(Entries taken from a collection)
--
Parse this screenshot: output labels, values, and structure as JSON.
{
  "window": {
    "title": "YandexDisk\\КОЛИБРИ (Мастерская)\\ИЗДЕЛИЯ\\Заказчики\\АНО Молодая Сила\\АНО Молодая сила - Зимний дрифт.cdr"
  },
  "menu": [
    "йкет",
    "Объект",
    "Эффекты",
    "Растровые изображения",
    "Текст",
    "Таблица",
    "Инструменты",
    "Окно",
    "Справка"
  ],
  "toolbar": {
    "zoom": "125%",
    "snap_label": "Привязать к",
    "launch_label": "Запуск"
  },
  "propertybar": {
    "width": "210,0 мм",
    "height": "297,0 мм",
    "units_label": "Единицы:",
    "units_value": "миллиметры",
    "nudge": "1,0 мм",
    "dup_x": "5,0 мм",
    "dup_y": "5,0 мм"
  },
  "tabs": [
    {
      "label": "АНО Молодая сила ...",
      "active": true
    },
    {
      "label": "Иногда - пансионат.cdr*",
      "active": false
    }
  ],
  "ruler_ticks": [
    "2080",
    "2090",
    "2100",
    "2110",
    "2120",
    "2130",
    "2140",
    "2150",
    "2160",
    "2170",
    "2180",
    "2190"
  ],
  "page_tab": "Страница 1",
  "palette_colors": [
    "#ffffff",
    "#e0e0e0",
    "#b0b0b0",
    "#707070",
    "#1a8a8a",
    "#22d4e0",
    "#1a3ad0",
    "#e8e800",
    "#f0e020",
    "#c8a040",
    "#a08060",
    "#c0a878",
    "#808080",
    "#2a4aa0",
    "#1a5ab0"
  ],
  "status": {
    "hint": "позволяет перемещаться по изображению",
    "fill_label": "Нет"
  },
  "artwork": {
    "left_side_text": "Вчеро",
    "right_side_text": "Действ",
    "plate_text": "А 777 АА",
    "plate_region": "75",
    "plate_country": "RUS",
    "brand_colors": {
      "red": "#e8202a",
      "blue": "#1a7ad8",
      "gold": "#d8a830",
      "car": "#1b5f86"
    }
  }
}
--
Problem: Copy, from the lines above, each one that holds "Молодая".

Response area:
    "title": "YandexDisk\\КОЛИБРИ (Мастерская)\\ИЗДЕЛИЯ\\Заказчики\\АНО Молодая Сила\\АНО Молодая сила - Зимний дрифт.cdr"
      "label": "АНО Молодая сила ...",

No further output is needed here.